### Exercise instructions
Only the text of the records belongs in the answer; the pictures must be dropped.

### The input
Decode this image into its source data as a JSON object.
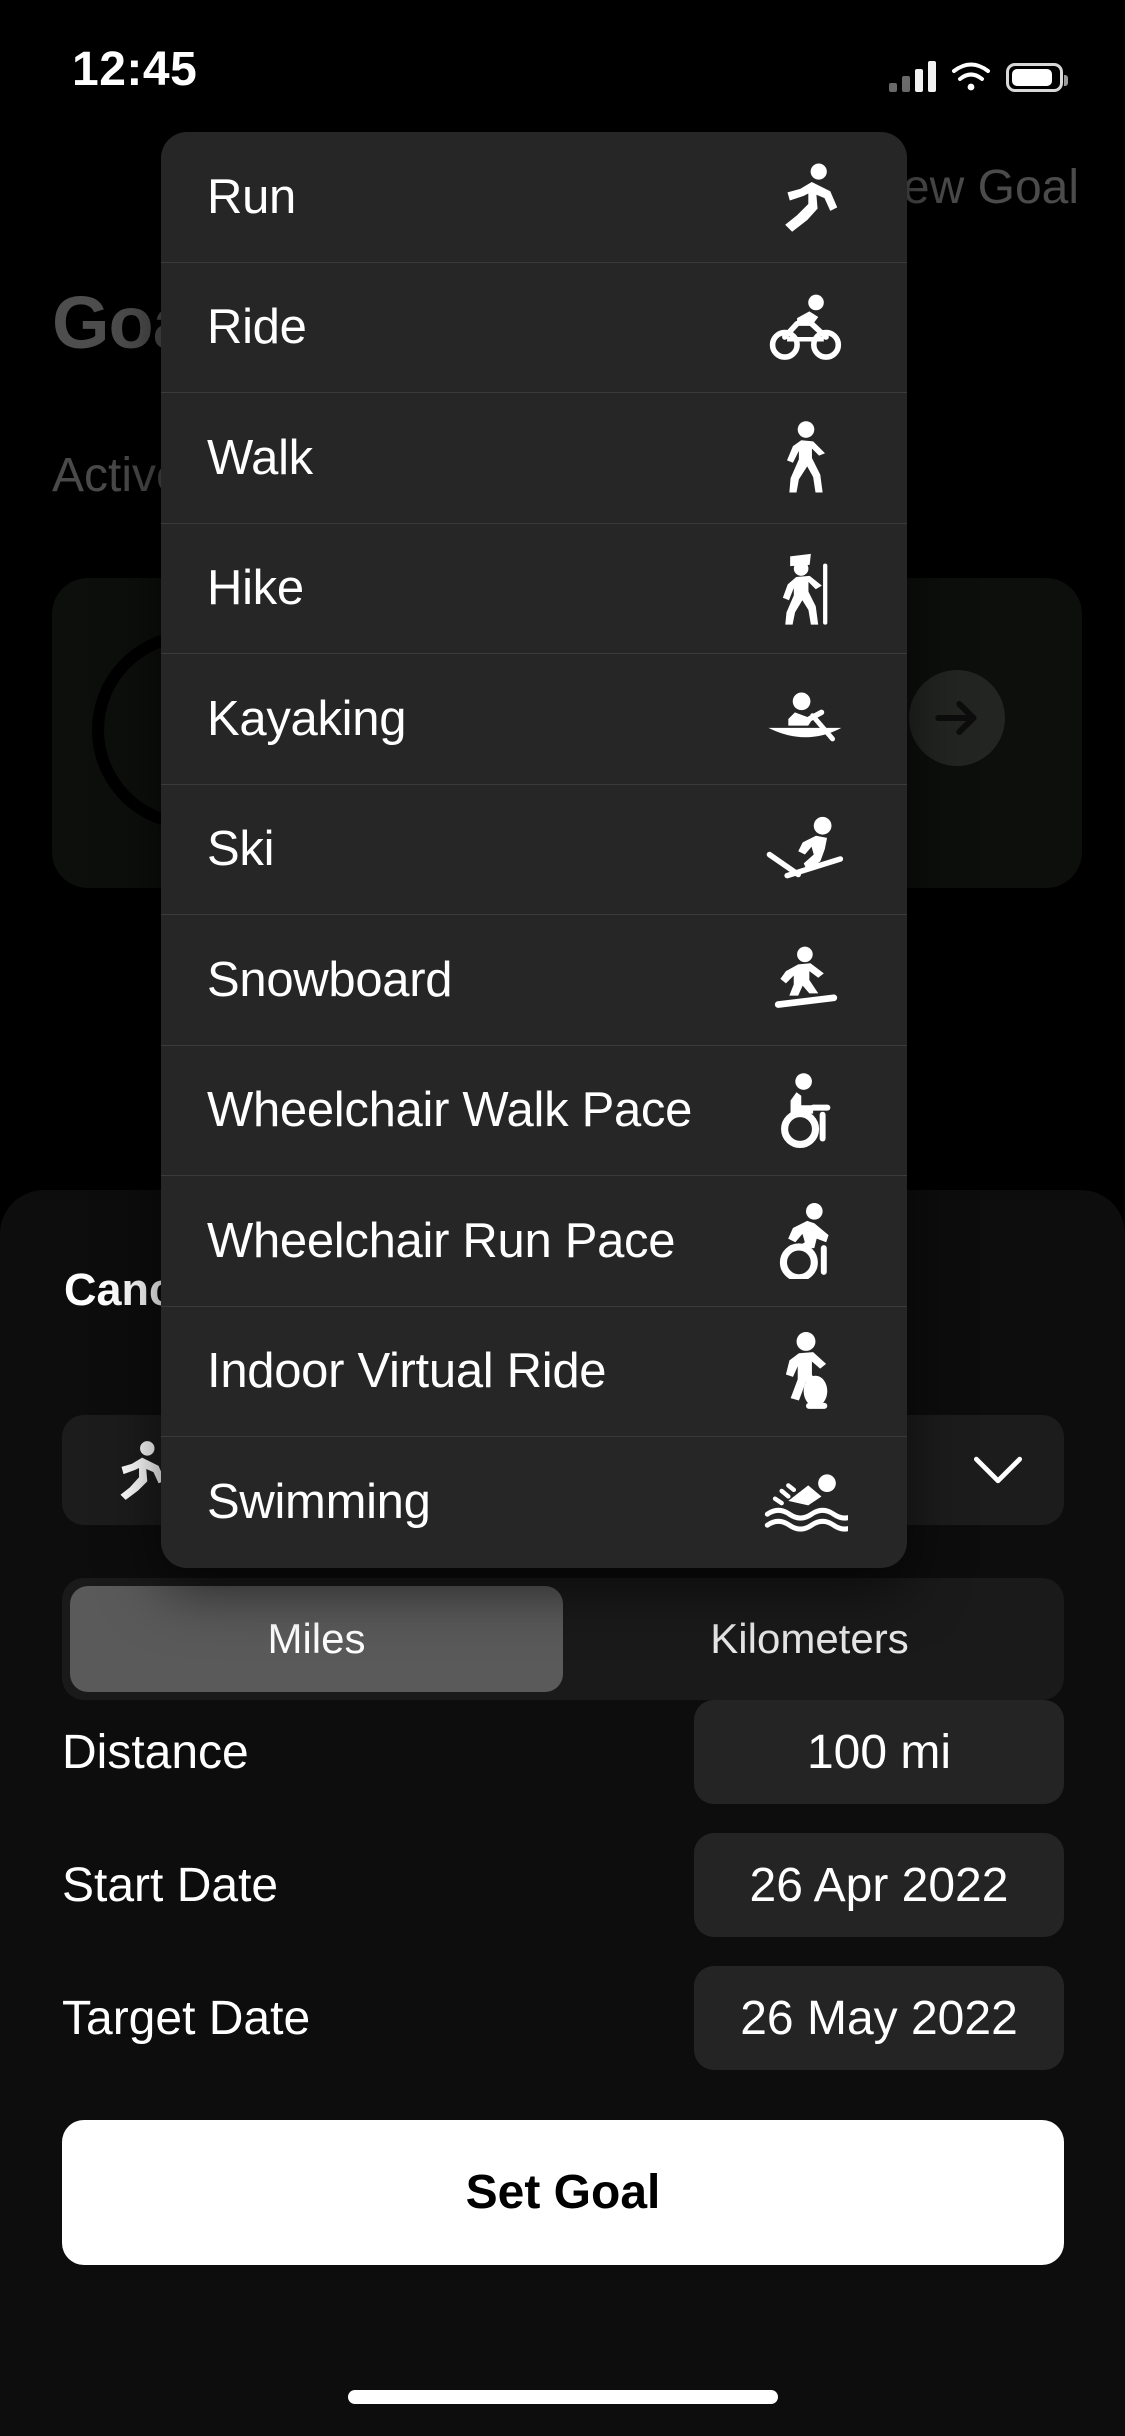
{
  "status_bar": {
    "time": "12:45",
    "signal_icon": "cellular-bars-icon",
    "wifi_icon": "wifi-icon",
    "battery_icon": "battery-icon"
  },
  "background": {
    "nav_title": "New Goal",
    "page_title": "Goals",
    "section_label": "Active",
    "arrow_icon": "arrow-right-icon",
    "ring_icon": "progress-ring-icon"
  },
  "sheet": {
    "cancel_label": "Cancel",
    "activity_selector": {
      "icon": "run-icon",
      "chevron_icon": "chevron-down-icon"
    },
    "units": {
      "options": [
        "Miles",
        "Kilometers"
      ],
      "selected": "Miles"
    },
    "fields": [
      {
        "label": "Distance",
        "value": "100 mi"
      },
      {
        "label": "Start Date",
        "value": "26 Apr 2022"
      },
      {
        "label": "Target Date",
        "value": "26 May 2022"
      }
    ],
    "submit_label": "Set Goal"
  },
  "dropdown": {
    "items": [
      {
        "label": "Run",
        "icon": "run-icon"
      },
      {
        "label": "Ride",
        "icon": "bike-icon"
      },
      {
        "label": "Walk",
        "icon": "walk-icon"
      },
      {
        "label": "Hike",
        "icon": "hike-icon"
      },
      {
        "label": "Kayaking",
        "icon": "kayak-icon"
      },
      {
        "label": "Ski",
        "icon": "ski-icon"
      },
      {
        "label": "Snowboard",
        "icon": "snowboard-icon"
      },
      {
        "label": "Wheelchair Walk Pace",
        "icon": "wheelchair-walk-icon"
      },
      {
        "label": "Wheelchair Run Pace",
        "icon": "wheelchair-run-icon"
      },
      {
        "label": "Indoor Virtual Ride",
        "icon": "indoor-ride-icon"
      },
      {
        "label": "Swimming",
        "icon": "swim-icon"
      }
    ]
  },
  "colors": {
    "background": "#000000",
    "sheet": "#0d0d0d",
    "dropdown": "#262626",
    "divider": "#3a3a3a",
    "field": "#242424",
    "segment_selected": "#5a5a5a",
    "accent_button": "#ffffff",
    "dim_text": "#4b4b4b"
  },
  "home_indicator": "home-indicator"
}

### Solution to this exercise
Decode this image into its source data as a JSON object.
{
  "status_bar": {
    "time": "12:45",
    "signal_icon": "cellular-bars-icon",
    "wifi_icon": "wifi-icon",
    "battery_icon": "battery-icon"
  },
  "background": {
    "nav_title": "New Goal",
    "page_title": "Goals",
    "section_label": "Active",
    "arrow_icon": "arrow-right-icon",
    "ring_icon": "progress-ring-icon"
  },
  "sheet": {
    "cancel_label": "Cancel",
    "activity_selector": {
      "icon": "run-icon",
      "chevron_icon": "chevron-down-icon"
    },
    "units": {
      "options": [
        "Miles",
        "Kilometers"
      ],
      "selected": "Miles"
    },
    "fields": [
      {
        "label": "Distance",
        "value": "100 mi"
      },
      {
        "label": "Start Date",
        "value": "26 Apr 2022"
      },
      {
        "label": "Target Date",
        "value": "26 May 2022"
      }
    ],
    "submit_label": "Set Goal"
  },
  "dropdown": {
    "items": [
      {
        "label": "Run",
        "icon": "run-icon"
      },
      {
        "label": "Ride",
        "icon": "bike-icon"
      },
      {
        "label": "Walk",
        "icon": "walk-icon"
      },
      {
        "label": "Hike",
        "icon": "hike-icon"
      },
      {
        "label": "Kayaking",
        "icon": "kayak-icon"
      },
      {
        "label": "Ski",
        "icon": "ski-icon"
      },
      {
        "label": "Snowboard",
        "icon": "snowboard-icon"
      },
      {
        "label": "Wheelchair Walk Pace",
        "icon": "wheelchair-walk-icon"
      },
      {
        "label": "Wheelchair Run Pace",
        "icon": "wheelchair-run-icon"
      },
      {
        "label": "Indoor Virtual Ride",
        "icon": "indoor-ride-icon"
      },
      {
        "label": "Swimming",
        "icon": "swim-icon"
      }
    ]
  },
  "colors": {
    "background": "#000000",
    "sheet": "#0d0d0d",
    "dropdown": "#262626",
    "divider": "#3a3a3a",
    "field": "#242424",
    "segment_selected": "#5a5a5a",
    "accent_button": "#ffffff",
    "dim_text": "#4b4b4b"
  },
  "home_indicator": "home-indicator"
}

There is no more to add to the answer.